- The defender helped England to best-ever third-place finish at Canada 2015
- Retired from international football earlier this month
Although 32-year-old Alex Scott retired from international football recently, the defender's status as an England icon had long been assured after winning 140 caps in a stellar 13-year career.
She appeared in a hat-trick of FIFA Women's World Cups and UEFA Women’s EUROs, as well as an Olympic Games, and there is little reason to argue the claim of Scott’s national team manager, Mark Sampson, when he called her "one of the greatest players to ever wear the England shirt".
The spry, driven full-back recently told FIFA.com of her excitement for the next Women's World Cup and her pride at England’s emergence as a power in the women’s game.
Focus on France 2019
On 19 September, England kick-off their qualifying road for the Women’s World Cup when they host Russia, who are in UEFA Group 1 along with Wales, Bosnia and Herzegovina and Kazakhstan. After reaching the semi-final stage at the last World Cup and European Championship, the Three Lionesses are considered favourites to reach the next global finals.
What she says

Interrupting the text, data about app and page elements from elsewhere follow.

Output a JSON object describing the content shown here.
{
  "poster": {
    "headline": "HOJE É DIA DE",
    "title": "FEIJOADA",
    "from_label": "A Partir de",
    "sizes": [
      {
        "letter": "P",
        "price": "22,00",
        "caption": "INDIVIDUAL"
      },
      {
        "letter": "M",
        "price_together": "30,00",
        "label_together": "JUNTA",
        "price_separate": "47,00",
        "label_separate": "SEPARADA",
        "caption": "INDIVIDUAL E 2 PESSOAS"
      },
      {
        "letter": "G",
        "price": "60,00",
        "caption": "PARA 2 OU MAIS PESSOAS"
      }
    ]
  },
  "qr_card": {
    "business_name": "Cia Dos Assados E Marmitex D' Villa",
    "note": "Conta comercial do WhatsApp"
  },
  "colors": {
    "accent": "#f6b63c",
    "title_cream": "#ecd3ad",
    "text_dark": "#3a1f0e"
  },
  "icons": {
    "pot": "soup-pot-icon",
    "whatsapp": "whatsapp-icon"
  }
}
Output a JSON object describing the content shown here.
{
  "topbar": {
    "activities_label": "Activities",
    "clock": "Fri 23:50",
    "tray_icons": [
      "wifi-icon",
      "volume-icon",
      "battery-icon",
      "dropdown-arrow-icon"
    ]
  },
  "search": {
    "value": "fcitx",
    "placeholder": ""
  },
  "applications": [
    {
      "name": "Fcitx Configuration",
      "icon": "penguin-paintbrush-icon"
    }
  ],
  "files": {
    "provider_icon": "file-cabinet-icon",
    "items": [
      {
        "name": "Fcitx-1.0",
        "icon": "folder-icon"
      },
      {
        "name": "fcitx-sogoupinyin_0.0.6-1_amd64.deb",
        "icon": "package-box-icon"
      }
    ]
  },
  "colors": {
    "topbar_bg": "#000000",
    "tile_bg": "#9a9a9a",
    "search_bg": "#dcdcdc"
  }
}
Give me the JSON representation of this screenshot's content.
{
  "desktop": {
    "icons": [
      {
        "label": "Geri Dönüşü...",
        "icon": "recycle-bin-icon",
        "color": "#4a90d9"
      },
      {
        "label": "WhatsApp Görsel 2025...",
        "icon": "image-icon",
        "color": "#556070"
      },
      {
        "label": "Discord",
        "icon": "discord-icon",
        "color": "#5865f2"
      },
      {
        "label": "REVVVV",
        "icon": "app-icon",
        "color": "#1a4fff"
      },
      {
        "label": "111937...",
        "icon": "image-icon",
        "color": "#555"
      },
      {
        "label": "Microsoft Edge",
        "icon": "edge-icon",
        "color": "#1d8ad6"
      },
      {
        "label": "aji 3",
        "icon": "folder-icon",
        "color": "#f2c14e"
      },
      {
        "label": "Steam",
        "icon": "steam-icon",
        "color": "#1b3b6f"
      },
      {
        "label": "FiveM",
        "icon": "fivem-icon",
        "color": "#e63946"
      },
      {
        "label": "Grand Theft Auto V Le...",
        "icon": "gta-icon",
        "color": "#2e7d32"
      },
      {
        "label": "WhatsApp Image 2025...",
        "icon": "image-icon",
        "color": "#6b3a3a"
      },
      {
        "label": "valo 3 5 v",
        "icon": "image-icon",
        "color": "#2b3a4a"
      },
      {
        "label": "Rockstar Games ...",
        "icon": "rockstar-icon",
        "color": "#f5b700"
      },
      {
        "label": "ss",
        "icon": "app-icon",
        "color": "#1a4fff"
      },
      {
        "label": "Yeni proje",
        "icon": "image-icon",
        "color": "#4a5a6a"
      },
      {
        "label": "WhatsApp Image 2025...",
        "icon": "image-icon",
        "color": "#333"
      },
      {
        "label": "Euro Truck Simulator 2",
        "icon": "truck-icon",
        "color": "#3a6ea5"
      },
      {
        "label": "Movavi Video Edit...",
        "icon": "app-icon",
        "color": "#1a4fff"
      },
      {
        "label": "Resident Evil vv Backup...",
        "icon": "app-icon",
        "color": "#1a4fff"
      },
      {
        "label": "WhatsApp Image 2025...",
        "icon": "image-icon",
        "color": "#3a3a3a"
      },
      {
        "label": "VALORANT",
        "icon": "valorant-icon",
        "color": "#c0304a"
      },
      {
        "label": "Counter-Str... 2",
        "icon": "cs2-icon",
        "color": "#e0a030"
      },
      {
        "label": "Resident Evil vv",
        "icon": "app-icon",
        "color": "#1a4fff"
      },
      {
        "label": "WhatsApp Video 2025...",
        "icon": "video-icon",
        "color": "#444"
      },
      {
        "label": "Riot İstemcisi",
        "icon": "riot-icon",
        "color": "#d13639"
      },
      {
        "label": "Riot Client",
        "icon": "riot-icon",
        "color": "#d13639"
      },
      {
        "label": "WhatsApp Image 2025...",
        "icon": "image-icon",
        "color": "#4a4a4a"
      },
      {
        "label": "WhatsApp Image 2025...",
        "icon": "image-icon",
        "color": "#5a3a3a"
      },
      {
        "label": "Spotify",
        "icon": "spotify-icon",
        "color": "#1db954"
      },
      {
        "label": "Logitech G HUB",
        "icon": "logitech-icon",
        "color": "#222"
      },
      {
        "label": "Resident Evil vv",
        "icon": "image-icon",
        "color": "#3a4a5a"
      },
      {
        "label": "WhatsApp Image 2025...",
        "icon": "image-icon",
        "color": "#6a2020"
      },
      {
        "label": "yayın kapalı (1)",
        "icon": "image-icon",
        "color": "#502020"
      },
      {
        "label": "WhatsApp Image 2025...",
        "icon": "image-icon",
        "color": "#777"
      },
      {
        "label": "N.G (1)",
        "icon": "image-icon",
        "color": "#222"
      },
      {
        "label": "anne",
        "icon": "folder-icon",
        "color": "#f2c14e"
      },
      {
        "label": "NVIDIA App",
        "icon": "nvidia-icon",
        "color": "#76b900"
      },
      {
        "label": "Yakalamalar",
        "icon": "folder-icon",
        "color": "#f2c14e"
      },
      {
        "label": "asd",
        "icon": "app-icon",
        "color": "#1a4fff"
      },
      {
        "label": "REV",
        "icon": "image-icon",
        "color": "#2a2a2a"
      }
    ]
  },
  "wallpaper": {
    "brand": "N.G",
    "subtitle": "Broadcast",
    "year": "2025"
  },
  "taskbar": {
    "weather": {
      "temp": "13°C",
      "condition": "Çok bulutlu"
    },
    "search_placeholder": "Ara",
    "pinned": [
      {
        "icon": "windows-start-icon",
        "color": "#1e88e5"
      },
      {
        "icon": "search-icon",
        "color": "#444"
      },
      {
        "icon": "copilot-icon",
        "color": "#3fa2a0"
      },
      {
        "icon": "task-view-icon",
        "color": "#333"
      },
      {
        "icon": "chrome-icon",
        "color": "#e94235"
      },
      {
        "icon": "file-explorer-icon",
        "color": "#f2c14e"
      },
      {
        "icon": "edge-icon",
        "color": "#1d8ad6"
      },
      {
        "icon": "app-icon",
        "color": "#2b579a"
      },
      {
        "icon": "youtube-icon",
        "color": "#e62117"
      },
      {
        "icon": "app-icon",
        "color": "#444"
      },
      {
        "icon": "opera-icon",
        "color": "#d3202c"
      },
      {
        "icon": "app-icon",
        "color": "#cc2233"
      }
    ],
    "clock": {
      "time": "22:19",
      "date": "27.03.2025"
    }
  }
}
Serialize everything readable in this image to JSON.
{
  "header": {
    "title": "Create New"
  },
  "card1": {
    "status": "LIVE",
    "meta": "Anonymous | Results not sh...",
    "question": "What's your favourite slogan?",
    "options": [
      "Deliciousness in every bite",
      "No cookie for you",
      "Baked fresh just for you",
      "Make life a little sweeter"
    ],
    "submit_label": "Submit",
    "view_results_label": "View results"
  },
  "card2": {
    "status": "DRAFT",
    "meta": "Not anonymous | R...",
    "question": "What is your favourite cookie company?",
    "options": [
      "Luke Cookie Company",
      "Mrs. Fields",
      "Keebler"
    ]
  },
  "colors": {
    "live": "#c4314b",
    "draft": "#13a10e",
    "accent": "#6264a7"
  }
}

"I can already picture the crowds and the atmosphere in France. Every World Cup is always bigger than the last, so the excitement building around 2019 is already huge. The expectation for England can’t just to be happy to qualify anymore and to simply take part, because we have worked so hard to get to this level. I suppose you always want to get a medal, and having tasted the bronze we should want to turn that into gold. That has to be the ultimate aim."
Scott’s debut in a FIFA tournament came with a 5-1 defeat by USA at the 2002 U-20 Women’s World Cup in a period that was marked by the senior team failing to qualify for two successive Women's World Cups. The improvement in England's national sides over the period of Scott's international journey is a good marker of the nation's potential in women's football.
What she says
"The growth of the women’s game has been phenomenal, and it has been so rapid. Every tournament there is growth and a gain in confidence. England is not scared any more to play the best teams, and I see it always continuing to rise to new levels. It’s great we’re here, but we can’t be happy. We want the sport to progress even more."
A surprising turning point
Scott says her most memorable Women’s World Cup moment was defeating Canada in Vancouver as revenge for their having knocked England out as hosts of the Olympics three years before. The influence that the Class of 2015 had on the audience back home is still being measured.
What she says
"[In Vancouver] the atmosphere was electric, so for us to go on and win that game and progress while knocking the host nation out was a big turning point for us. And then of course there was another kind of turning point as we progressed. People stayed up late to watch us or went to the pub or were with their family members, and then when we went home people recognised us at the market. It has been happening for a while in England, gaining momentum off the back of tournaments, but our success in 2015 was significant for women’s football back home."